"I always enjoy writing AMWA conference reports because it helps me sharpen my reporting skills and demonstrate my writing ability to my peers. Perhaps best of all, it gives me writing samples that actually have my name on them to show to potential clients," says Donna Miceli, a long-time AMWA member and conference reporter.
Faith Reidenbach, one of the aforementioned members who blogged her way (quite successfully) through Dallas, comments on the benefits of blogging: "If your job requires you to cover medical congresses, or if you're interested in entering the lucrative world of advisory board reporting, gain experience by blogging for the AMWA conference. It's a supportive place to practice turning a report around within hours instead of days or weeks. And it's fun! Instead of expressing other people's thoughts, as we medical communicators do for a living, you get to give your own opinions."

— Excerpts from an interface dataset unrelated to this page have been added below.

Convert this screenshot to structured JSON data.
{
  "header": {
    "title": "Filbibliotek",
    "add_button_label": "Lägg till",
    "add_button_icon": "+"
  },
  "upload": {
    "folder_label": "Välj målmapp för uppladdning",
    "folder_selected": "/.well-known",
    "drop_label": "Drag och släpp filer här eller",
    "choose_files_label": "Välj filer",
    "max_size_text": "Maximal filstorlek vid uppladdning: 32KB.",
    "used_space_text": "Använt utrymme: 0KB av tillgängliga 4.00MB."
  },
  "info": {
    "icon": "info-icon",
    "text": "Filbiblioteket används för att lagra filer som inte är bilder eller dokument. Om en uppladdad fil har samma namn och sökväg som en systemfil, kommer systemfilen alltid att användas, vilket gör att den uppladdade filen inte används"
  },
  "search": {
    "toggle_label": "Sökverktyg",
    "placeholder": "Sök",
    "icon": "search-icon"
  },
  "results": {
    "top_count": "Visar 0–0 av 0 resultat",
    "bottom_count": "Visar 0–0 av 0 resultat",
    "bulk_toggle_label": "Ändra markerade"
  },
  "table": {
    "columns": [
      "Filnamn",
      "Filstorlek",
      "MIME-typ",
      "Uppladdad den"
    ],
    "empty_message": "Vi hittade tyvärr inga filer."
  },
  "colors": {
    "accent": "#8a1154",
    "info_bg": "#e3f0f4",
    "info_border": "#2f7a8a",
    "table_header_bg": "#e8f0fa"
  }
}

Debra Gordon, a veteran blogger, provides another take on blogging: "Want to get the thoughts rattling around your head out into the world? Want to share your opinion of the AMWA conference freely? Then offer to blog! It takes only a few minutes, it's fun, and it's a good excuse to run out and by an iPad."
If you're going to the conference in Milwaukee--and there are many great reasons to attend--think about your friends and colleagues who can't go. Heck, think about yourself and honing your writing skills. Think about reporting! Thinking about blogging!
To volunteer to report on session from the conference, contact Kristina Wasson-Blader, Conference Coverage Coordinator for the AMWA Journal. To volunteer to blog, contact Vicki White, the Conference Blog Creator and Coordinator.